Teodulo Protomartir is recognized as a vanguard of Philippine photography despite the meager biographical research on his life. More information has come to light from the generous input of those who knew him and followed his work since I turned the article in to the editors. I hope to include those bits in the next article about him. This is an ongoing project and I would like to credit the following for their help in this initial effort.Thank you to David Everitt Howe and Minh Nguyen of Pioneer Works, Katya Guerrero of Luzviminda.ph, Silverlens Gallery, and Nap Jamir Jr. The rest are credited in the article.
“In Teodulo Protomartir’s After the Parade, a man rests under a sampaloc (tamarind) tree on the sidelines of a public ceremony that marked the official end of US colonization of the Philippine Islands on July 4, 1946. The man is glancing at something offscreen and away from the events on the grandstand, which are signposted by a Philippine flag flying aloft in the center of the image.
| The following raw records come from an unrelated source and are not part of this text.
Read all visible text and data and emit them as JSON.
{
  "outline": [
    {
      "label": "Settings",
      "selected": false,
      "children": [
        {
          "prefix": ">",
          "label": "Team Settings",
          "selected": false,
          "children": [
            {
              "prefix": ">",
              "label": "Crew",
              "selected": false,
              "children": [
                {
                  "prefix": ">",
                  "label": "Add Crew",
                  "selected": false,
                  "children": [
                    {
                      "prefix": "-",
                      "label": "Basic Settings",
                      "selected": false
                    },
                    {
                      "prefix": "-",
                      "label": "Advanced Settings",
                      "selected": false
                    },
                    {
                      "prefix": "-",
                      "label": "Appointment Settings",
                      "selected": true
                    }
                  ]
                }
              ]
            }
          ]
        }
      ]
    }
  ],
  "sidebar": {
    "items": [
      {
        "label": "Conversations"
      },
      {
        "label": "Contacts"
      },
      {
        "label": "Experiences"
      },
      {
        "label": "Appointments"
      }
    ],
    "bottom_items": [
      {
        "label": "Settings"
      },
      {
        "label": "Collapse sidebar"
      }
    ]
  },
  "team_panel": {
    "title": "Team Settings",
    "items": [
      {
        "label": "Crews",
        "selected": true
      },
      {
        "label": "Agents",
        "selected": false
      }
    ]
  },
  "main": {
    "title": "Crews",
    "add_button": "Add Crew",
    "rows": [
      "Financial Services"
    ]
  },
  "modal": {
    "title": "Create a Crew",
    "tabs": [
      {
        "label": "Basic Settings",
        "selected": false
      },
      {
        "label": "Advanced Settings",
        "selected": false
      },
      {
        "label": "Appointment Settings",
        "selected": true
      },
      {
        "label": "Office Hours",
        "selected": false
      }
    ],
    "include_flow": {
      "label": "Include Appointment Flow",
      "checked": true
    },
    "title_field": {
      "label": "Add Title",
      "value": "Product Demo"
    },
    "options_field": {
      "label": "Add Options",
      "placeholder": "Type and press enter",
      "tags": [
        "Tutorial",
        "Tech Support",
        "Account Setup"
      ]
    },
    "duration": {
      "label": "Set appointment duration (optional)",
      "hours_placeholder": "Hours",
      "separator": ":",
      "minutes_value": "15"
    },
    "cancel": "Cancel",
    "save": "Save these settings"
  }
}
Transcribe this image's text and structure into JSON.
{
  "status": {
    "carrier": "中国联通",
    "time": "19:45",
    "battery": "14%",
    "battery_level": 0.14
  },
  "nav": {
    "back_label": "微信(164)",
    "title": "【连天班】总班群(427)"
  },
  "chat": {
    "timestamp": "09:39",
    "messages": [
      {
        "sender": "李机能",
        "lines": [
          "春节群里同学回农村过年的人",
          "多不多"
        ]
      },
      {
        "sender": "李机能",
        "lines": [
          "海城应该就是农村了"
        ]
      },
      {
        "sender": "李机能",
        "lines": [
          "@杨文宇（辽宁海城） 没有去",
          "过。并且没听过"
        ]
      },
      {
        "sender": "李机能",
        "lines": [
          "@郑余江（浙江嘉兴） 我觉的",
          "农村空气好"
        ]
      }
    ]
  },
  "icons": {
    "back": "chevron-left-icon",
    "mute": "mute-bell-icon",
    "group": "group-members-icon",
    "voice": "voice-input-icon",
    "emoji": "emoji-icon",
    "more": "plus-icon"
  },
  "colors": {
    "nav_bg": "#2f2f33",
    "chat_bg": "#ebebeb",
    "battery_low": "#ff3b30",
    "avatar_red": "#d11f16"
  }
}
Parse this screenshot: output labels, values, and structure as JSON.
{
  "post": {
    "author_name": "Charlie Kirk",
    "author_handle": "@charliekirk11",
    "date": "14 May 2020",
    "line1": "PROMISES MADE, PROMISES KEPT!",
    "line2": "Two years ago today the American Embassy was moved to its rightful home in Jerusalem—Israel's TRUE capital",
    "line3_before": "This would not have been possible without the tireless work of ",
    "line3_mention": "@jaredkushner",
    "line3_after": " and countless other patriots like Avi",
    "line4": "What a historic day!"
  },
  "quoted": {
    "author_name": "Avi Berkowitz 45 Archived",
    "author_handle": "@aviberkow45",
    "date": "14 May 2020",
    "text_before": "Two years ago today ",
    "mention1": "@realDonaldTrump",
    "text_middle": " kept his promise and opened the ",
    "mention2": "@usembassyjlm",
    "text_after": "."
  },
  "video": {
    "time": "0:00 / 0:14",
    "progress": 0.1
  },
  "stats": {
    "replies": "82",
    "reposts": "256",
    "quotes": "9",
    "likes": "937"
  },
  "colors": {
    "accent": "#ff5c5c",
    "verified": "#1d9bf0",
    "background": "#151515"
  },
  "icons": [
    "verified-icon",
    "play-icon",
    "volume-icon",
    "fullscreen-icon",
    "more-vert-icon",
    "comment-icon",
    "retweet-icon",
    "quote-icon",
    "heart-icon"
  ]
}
Unlike in mainstream documentation of the Philippine Independence ceremony created by journalistic wire photos and official government footage, Protomartir’s camera moves along with the crowd. In another photo, After the Celebration, subjects that would be typically centered in such photographs — the US Army jeeps, the Philippine and American flags flapping mid-air, the burned out buildings of the Bayview and Luneta hotels — recede in the background, behind the real subject: the crowd’s point of view.”